#### WHAT IS NEEDED:
Across the entries below, how many lines contain the word "name"? Give the number alone.

--- PROVIDED MATERIAL Enclosed Below ---

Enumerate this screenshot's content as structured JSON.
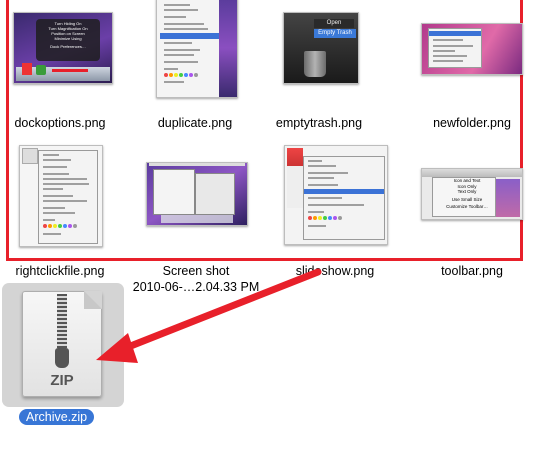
{
  "files": [
    {
      "name": "dockoptions.png"
    },
    {
      "name": "duplicate.png"
    },
    {
      "name": "emptytrash.png"
    },
    {
      "name": "newfolder.png"
    },
    {
      "name": "rightclickfile.png"
    },
    {
      "name": "Screen shot 2010-06-…2.04.33 PM",
      "line1": "Screen shot",
      "line2": "2010-06-…2.04.33 PM"
    },
    {
      "name": "slideshow.png"
    },
    {
      "name": "toolbar.png"
    }
  ],
  "thumb_text": {
    "dock_menu": [
      "Turn Hiding On",
      "Turn Magnification On",
      "Position on Screen",
      "Minimize Using",
      "Dock Preferences…"
    ],
    "trash_open": "Open",
    "trash_empty": "Empty Trash",
    "toolbar_menu": [
      "Icon and Text",
      "Icon Only",
      "Text Only",
      "Use Small Size",
      "Customize Toolbar…"
    ]
  },
  "archive": {
    "name": "Archive.zip",
    "icon_label": "ZIP"
  },
  "colors": {
    "selection_border": "#e8202a",
    "arrow": "#e8202a",
    "label_highlight": "#3876d6"
  }
}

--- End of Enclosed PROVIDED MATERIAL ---

#### PROBLEM SOLUTION:
9